- **Work to be completed**
Hand back, word for word, the lines from the one containing "Extract the structured" to the end of the records, both included, and leave out pictures.

- **Information**
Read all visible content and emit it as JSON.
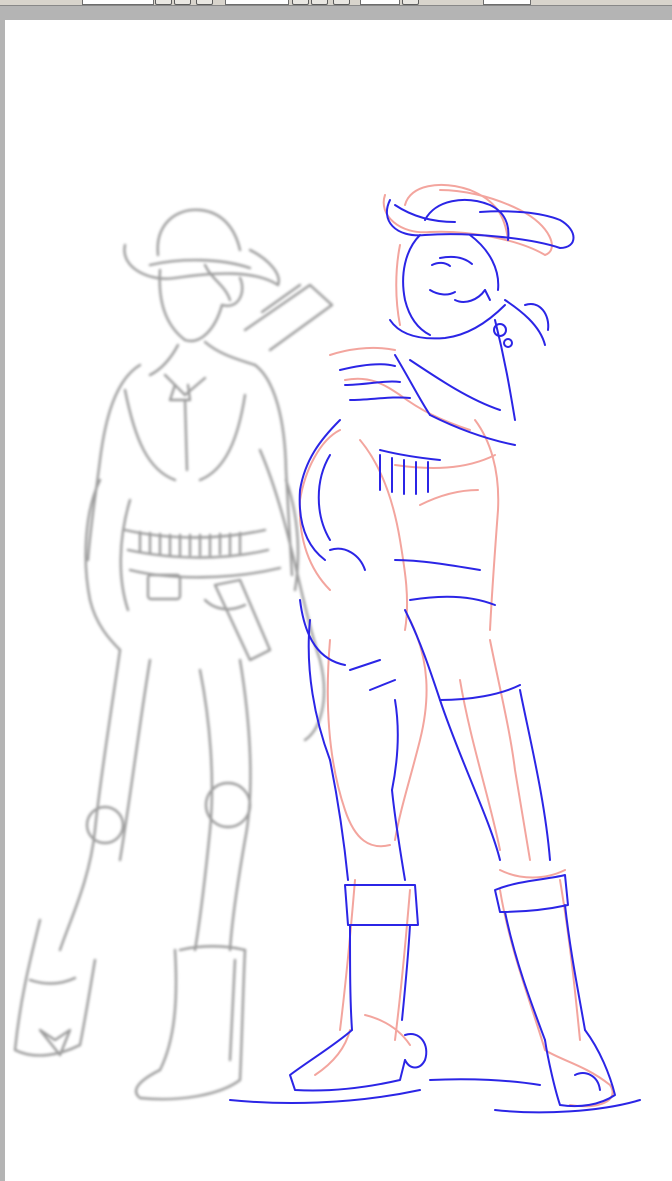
{
  "toolbar": {
    "label_left": "",
    "label_right": "",
    "controls": [
      "field-a",
      "field-b",
      "field-c",
      "field-d"
    ]
  },
  "canvas": {
    "layers": [
      {
        "name": "background-figure",
        "color": "#9a9a9a"
      },
      {
        "name": "rough-sketch",
        "color": "#f2a7a0"
      },
      {
        "name": "lineart-sketch",
        "color": "#2a24e8"
      }
    ]
  }
}
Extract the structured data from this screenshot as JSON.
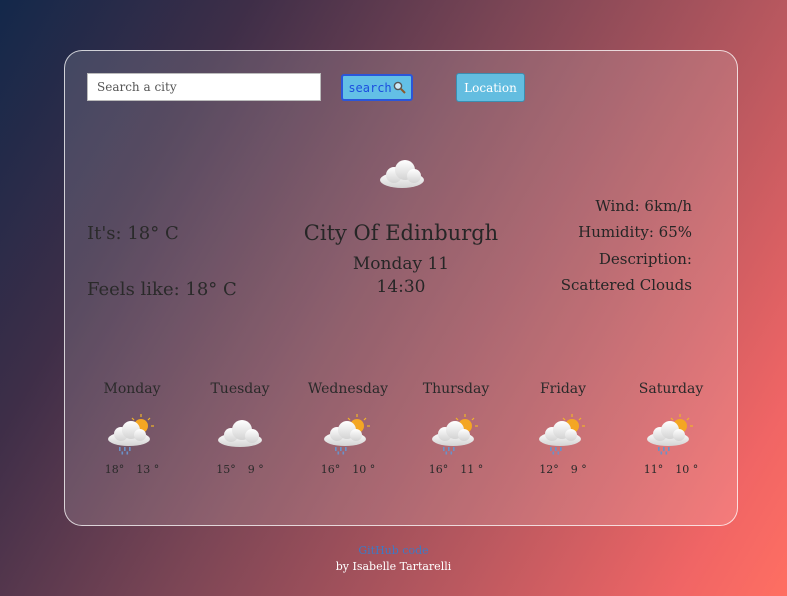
{
  "search": {
    "placeholder": "Search a city",
    "button_label": "search",
    "location_label": "Location"
  },
  "current": {
    "its": "It's: 18° C",
    "feels": "Feels like: 18° C",
    "city": "City Of Edinburgh",
    "day": "Monday 11",
    "time": "14:30",
    "wind": "Wind: 6km/h",
    "humidity": "Humidity: 65%",
    "description_label": "Description:",
    "description": "Scattered Clouds",
    "icon": "cloud-icon"
  },
  "forecast": [
    {
      "day": "Monday",
      "high": "18°",
      "low": "13 °",
      "icon": "rain-sun-icon"
    },
    {
      "day": "Tuesday",
      "high": "15°",
      "low": "9 °",
      "icon": "cloud-icon"
    },
    {
      "day": "Wednesday",
      "high": "16°",
      "low": "10 °",
      "icon": "rain-sun-icon"
    },
    {
      "day": "Thursday",
      "high": "16°",
      "low": "11 °",
      "icon": "rain-sun-icon"
    },
    {
      "day": "Friday",
      "high": "12°",
      "low": "9 °",
      "icon": "rain-sun-icon"
    },
    {
      "day": "Saturday",
      "high": "11°",
      "low": "10 °",
      "icon": "rain-sun-icon"
    }
  ],
  "footer": {
    "github": "GitHub code",
    "by": "by Isabelle Tartarelli"
  },
  "colors": {
    "button": "#63c0e6",
    "search_border": "#2b56d9",
    "link": "#3d79c4"
  }
}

- **Solution**
Extract the structured data from this screenshot as JSON.
{
  "search": {
    "placeholder": "Search a city",
    "button_label": "search",
    "location_label": "Location"
  },
  "current": {
    "its": "It's: 18° C",
    "feels": "Feels like: 18° C",
    "city": "City Of Edinburgh",
    "day": "Monday 11",
    "time": "14:30",
    "wind": "Wind: 6km/h",
    "humidity": "Humidity: 65%",
    "description_label": "Description:",
    "description": "Scattered Clouds",
    "icon": "cloud-icon"
  },
  "forecast": [
    {
      "day": "Monday",
      "high": "18°",
      "low": "13 °",
      "icon": "rain-sun-icon"
    },
    {
      "day": "Tuesday",
      "high": "15°",
      "low": "9 °",
      "icon": "cloud-icon"
    },
    {
      "day": "Wednesday",
      "high": "16°",
      "low": "10 °",
      "icon": "rain-sun-icon"
    },
    {
      "day": "Thursday",
      "high": "16°",
      "low": "11 °",
      "icon": "rain-sun-icon"
    },
    {
      "day": "Friday",
      "high": "12°",
      "low": "9 °",
      "icon": "rain-sun-icon"
    },
    {
      "day": "Saturday",
      "high": "11°",
      "low": "10 °",
      "icon": "rain-sun-icon"
    }
  ],
  "footer": {
    "github": "GitHub code",
    "by": "by Isabelle Tartarelli"
  },
  "colors": {
    "button": "#63c0e6",
    "search_border": "#2b56d9",
    "link": "#3d79c4"
  }
}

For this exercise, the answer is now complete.